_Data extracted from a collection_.

◆ ◆ ◆ ◆ ◆ ◆ ◆

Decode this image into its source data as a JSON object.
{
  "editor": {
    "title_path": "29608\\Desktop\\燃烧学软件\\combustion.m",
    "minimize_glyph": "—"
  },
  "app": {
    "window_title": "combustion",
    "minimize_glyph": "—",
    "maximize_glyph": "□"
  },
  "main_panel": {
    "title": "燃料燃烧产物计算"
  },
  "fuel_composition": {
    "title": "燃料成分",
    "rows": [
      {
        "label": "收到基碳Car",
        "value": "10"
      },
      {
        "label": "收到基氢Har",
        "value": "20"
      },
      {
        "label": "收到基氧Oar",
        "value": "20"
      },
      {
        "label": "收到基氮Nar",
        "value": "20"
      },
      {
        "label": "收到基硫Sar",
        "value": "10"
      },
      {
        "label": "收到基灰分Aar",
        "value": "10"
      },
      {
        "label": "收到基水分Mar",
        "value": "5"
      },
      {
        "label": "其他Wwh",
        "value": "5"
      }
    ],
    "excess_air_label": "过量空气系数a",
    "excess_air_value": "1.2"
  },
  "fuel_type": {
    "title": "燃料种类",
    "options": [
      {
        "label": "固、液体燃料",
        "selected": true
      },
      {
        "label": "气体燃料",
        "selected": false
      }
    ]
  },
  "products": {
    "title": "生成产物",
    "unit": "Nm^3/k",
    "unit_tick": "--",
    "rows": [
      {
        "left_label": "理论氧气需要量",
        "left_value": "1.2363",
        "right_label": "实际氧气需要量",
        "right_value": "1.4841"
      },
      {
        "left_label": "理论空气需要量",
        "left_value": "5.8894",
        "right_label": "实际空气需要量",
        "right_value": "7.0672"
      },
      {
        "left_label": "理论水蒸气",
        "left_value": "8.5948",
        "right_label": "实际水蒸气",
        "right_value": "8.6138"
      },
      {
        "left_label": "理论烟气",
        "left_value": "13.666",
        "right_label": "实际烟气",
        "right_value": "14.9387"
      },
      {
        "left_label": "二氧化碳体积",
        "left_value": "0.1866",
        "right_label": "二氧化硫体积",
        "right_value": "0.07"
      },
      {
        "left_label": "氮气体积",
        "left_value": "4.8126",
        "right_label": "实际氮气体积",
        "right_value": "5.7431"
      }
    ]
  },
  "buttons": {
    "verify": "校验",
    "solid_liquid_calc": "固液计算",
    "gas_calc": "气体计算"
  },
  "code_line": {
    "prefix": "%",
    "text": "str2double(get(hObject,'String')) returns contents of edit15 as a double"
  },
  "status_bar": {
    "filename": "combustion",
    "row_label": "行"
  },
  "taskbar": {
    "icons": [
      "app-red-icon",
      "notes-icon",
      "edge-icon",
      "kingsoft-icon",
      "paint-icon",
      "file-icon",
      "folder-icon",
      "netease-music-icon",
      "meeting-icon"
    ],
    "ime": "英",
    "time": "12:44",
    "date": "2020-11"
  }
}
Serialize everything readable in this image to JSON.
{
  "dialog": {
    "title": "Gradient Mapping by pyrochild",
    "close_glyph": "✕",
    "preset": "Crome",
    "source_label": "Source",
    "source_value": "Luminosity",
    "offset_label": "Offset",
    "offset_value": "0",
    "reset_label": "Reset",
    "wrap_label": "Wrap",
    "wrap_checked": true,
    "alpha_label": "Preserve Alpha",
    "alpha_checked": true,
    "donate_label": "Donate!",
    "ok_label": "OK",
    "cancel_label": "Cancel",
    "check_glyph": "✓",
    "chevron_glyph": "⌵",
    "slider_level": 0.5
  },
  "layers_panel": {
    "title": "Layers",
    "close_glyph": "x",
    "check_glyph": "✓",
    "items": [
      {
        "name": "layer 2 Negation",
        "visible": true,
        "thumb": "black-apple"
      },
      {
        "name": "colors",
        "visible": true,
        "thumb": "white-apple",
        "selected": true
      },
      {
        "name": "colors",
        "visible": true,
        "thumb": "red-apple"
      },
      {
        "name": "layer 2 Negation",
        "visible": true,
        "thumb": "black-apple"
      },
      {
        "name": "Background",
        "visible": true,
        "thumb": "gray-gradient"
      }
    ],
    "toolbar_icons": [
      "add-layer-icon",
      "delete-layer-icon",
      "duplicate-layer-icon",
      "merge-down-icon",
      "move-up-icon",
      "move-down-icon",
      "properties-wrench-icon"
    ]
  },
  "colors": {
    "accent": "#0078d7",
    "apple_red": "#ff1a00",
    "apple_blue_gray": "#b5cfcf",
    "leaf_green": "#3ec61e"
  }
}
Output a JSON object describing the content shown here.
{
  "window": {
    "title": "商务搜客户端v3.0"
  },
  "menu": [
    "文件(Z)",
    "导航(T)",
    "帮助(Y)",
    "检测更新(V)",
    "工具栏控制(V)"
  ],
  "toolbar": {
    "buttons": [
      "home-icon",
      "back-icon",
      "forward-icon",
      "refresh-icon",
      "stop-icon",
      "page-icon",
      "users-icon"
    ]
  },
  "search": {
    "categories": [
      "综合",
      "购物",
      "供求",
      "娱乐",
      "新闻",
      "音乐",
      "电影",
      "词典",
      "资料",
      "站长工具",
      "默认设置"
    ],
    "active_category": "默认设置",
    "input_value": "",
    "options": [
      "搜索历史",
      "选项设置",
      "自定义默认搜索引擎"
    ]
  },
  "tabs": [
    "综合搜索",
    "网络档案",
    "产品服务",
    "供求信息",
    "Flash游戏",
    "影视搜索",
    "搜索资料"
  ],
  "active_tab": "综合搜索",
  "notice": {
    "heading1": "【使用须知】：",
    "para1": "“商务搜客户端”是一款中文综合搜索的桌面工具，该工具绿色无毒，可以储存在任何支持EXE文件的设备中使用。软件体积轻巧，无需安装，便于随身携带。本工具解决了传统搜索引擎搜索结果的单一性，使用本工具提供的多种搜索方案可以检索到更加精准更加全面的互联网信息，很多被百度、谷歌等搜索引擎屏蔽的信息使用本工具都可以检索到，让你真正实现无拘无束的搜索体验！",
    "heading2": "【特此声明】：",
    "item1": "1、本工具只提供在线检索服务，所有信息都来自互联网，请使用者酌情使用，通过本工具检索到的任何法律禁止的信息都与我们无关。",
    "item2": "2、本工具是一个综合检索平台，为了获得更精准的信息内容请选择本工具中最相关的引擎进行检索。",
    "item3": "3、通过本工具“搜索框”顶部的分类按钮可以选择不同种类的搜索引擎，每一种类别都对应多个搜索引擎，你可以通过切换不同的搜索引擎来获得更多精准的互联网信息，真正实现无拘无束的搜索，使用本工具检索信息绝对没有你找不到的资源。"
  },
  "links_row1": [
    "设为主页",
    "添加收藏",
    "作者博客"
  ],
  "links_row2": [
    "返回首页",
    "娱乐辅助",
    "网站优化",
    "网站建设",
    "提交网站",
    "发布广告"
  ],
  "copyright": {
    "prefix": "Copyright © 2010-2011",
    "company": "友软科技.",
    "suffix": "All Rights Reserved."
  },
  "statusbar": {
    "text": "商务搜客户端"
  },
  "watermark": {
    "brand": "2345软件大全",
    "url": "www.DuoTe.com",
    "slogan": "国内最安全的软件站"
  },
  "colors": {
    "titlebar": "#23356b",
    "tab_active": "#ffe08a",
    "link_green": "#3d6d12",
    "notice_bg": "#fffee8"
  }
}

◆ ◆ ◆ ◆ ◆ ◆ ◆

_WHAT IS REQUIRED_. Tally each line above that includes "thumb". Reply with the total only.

_SOLUTION FOR THIS PROBLEM_. 5